*Brief*: What you give back must match the records below exactly.

*Provided entries*:
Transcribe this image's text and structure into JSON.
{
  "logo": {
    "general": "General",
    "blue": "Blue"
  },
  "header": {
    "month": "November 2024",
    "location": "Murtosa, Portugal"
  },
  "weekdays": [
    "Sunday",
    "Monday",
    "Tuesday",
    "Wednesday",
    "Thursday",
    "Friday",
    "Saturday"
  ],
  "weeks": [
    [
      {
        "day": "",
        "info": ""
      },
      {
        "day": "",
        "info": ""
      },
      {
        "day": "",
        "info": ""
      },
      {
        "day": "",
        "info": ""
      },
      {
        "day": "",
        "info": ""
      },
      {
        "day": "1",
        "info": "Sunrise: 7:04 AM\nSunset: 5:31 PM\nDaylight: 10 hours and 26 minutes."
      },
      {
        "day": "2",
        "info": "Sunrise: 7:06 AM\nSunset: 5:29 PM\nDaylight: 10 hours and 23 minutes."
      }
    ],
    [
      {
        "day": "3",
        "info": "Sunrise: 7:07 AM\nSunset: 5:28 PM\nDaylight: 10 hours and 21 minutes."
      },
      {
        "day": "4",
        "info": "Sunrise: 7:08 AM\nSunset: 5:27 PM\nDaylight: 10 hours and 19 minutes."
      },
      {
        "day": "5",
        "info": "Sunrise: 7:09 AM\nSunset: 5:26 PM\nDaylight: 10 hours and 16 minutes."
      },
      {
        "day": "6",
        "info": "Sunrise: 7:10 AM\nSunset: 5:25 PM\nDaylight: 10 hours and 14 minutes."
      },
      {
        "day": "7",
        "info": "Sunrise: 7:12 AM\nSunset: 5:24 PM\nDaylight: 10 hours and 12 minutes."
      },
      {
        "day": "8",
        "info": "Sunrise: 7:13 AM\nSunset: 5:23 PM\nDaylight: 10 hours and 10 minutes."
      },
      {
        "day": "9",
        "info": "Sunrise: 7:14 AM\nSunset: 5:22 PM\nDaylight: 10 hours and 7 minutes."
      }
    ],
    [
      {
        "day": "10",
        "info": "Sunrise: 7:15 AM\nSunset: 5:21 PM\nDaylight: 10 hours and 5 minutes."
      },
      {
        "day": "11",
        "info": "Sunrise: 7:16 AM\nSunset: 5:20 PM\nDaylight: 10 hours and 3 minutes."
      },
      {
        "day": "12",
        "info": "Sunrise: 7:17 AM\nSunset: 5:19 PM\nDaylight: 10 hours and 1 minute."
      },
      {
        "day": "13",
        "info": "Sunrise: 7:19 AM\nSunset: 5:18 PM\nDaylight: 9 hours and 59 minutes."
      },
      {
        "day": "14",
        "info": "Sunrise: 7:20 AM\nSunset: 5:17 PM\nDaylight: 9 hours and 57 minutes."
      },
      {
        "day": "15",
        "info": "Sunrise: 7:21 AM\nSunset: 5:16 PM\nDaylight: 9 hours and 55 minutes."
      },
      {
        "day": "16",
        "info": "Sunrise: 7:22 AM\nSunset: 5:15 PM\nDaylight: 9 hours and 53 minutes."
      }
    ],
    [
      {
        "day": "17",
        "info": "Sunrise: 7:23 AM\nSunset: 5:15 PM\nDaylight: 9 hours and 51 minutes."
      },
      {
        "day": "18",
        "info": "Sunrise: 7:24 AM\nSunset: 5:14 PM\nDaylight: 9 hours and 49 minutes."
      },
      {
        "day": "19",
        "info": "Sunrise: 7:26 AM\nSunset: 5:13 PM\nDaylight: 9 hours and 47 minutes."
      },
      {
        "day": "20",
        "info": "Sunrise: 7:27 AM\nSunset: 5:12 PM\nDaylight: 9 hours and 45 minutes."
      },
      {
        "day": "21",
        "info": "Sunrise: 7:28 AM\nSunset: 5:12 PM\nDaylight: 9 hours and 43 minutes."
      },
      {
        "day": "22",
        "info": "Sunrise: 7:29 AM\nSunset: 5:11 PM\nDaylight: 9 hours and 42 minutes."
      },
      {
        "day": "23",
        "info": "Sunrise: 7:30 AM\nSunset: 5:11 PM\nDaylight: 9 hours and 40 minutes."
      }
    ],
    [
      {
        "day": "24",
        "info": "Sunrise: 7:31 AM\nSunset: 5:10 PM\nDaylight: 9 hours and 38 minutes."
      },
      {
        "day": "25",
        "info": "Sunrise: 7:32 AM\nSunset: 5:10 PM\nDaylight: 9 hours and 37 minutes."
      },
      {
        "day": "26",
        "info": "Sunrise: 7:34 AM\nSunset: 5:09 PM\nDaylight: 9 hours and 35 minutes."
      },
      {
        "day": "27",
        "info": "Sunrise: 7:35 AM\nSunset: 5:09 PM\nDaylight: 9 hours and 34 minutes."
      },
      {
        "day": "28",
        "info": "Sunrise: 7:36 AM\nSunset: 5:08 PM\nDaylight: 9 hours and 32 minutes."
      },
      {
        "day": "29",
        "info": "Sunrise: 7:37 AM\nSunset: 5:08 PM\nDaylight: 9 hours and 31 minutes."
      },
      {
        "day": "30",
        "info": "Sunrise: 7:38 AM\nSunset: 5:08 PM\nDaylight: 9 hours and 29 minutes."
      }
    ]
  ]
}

*Task solution*:
Transcribe this image's text and structure into JSON.
{
  "logo": {
    "general": "General",
    "blue": "Blue"
  },
  "header": {
    "month": "November 2024",
    "location": "Murtosa, Portugal"
  },
  "weekdays": [
    "Sunday",
    "Monday",
    "Tuesday",
    "Wednesday",
    "Thursday",
    "Friday",
    "Saturday"
  ],
  "weeks": [
    [
      {
        "day": "",
        "info": ""
      },
      {
        "day": "",
        "info": ""
      },
      {
        "day": "",
        "info": ""
      },
      {
        "day": "",
        "info": ""
      },
      {
        "day": "",
        "info": ""
      },
      {
        "day": "1",
        "info": "Sunrise: 7:04 AM\nSunset: 5:31 PM\nDaylight: 10 hours and 26 minutes."
      },
      {
        "day": "2",
        "info": "Sunrise: 7:06 AM\nSunset: 5:29 PM\nDaylight: 10 hours and 23 minutes."
      }
    ],
    [
      {
        "day": "3",
        "info": "Sunrise: 7:07 AM\nSunset: 5:28 PM\nDaylight: 10 hours and 21 minutes."
      },
      {
        "day": "4",
        "info": "Sunrise: 7:08 AM\nSunset: 5:27 PM\nDaylight: 10 hours and 19 minutes."
      },
      {
        "day": "5",
        "info": "Sunrise: 7:09 AM\nSunset: 5:26 PM\nDaylight: 10 hours and 16 minutes."
      },
      {
        "day": "6",
        "info": "Sunrise: 7:10 AM\nSunset: 5:25 PM\nDaylight: 10 hours and 14 minutes."
      },
      {
        "day": "7",
        "info": "Sunrise: 7:12 AM\nSunset: 5:24 PM\nDaylight: 10 hours and 12 minutes."
      },
      {
        "day": "8",
        "info": "Sunrise: 7:13 AM\nSunset: 5:23 PM\nDaylight: 10 hours and 10 minutes."
      },
      {
        "day": "9",
        "info": "Sunrise: 7:14 AM\nSunset: 5:22 PM\nDaylight: 10 hours and 7 minutes."
      }
    ],
    [
      {
        "day": "10",
        "info": "Sunrise: 7:15 AM\nSunset: 5:21 PM\nDaylight: 10 hours and 5 minutes."
      },
      {
        "day": "11",
        "info": "Sunrise: 7:16 AM\nSunset: 5:20 PM\nDaylight: 10 hours and 3 minutes."
      },
      {
        "day": "12",
        "info": "Sunrise: 7:17 AM\nSunset: 5:19 PM\nDaylight: 10 hours and 1 minute."
      },
      {
        "day": "13",
        "info": "Sunrise: 7:19 AM\nSunset: 5:18 PM\nDaylight: 9 hours and 59 minutes."
      },
      {
        "day": "14",
        "info": "Sunrise: 7:20 AM\nSunset: 5:17 PM\nDaylight: 9 hours and 57 minutes."
      },
      {
        "day": "15",
        "info": "Sunrise: 7:21 AM\nSunset: 5:16 PM\nDaylight: 9 hours and 55 minutes."
      },
      {
        "day": "16",
        "info": "Sunrise: 7:22 AM\nSunset: 5:15 PM\nDaylight: 9 hours and 53 minutes."
      }
    ],
    [
      {
        "day": "17",
        "info": "Sunrise: 7:23 AM\nSunset: 5:15 PM\nDaylight: 9 hours and 51 minutes."
      },
      {
        "day": "18",
        "info": "Sunrise: 7:24 AM\nSunset: 5:14 PM\nDaylight: 9 hours and 49 minutes."
      },
      {
        "day": "19",
        "info": "Sunrise: 7:26 AM\nSunset: 5:13 PM\nDaylight: 9 hours and 47 minutes."
      },
      {
        "day": "20",
        "info": "Sunrise: 7:27 AM\nSunset: 5:12 PM\nDaylight: 9 hours and 45 minutes."
      },
      {
        "day": "21",
        "info": "Sunrise: 7:28 AM\nSunset: 5:12 PM\nDaylight: 9 hours and 43 minutes."
      },
      {
        "day": "22",
        "info": "Sunrise: 7:29 AM\nSunset: 5:11 PM\nDaylight: 9 hours and 42 minutes."
      },
      {
        "day": "23",
        "info": "Sunrise: 7:30 AM\nSunset: 5:11 PM\nDaylight: 9 hours and 40 minutes."
      }
    ],
    [
      {
        "day": "24",
        "info": "Sunrise: 7:31 AM\nSunset: 5:10 PM\nDaylight: 9 hours and 38 minutes."
      },
      {
        "day": "25",
        "info": "Sunrise: 7:32 AM\nSunset: 5:10 PM\nDaylight: 9 hours and 37 minutes."
      },
      {
        "day": "26",
        "info": "Sunrise: 7:34 AM\nSunset: 5:09 PM\nDaylight: 9 hours and 35 minutes."
      },
      {
        "day": "27",
        "info": "Sunrise: 7:35 AM\nSunset: 5:09 PM\nDaylight: 9 hours and 34 minutes."
      },
      {
        "day": "28",
        "info": "Sunrise: 7:36 AM\nSunset: 5:08 PM\nDaylight: 9 hours and 32 minutes."
      },
      {
        "day": "29",
        "info": "Sunrise: 7:37 AM\nSunset: 5:08 PM\nDaylight: 9 hours and 31 minutes."
      },
      {
        "day": "30",
        "info": "Sunrise: 7:38 AM\nSunset: 5:08 PM\nDaylight: 9 hours and 29 minutes."
      }
    ]
  ]
}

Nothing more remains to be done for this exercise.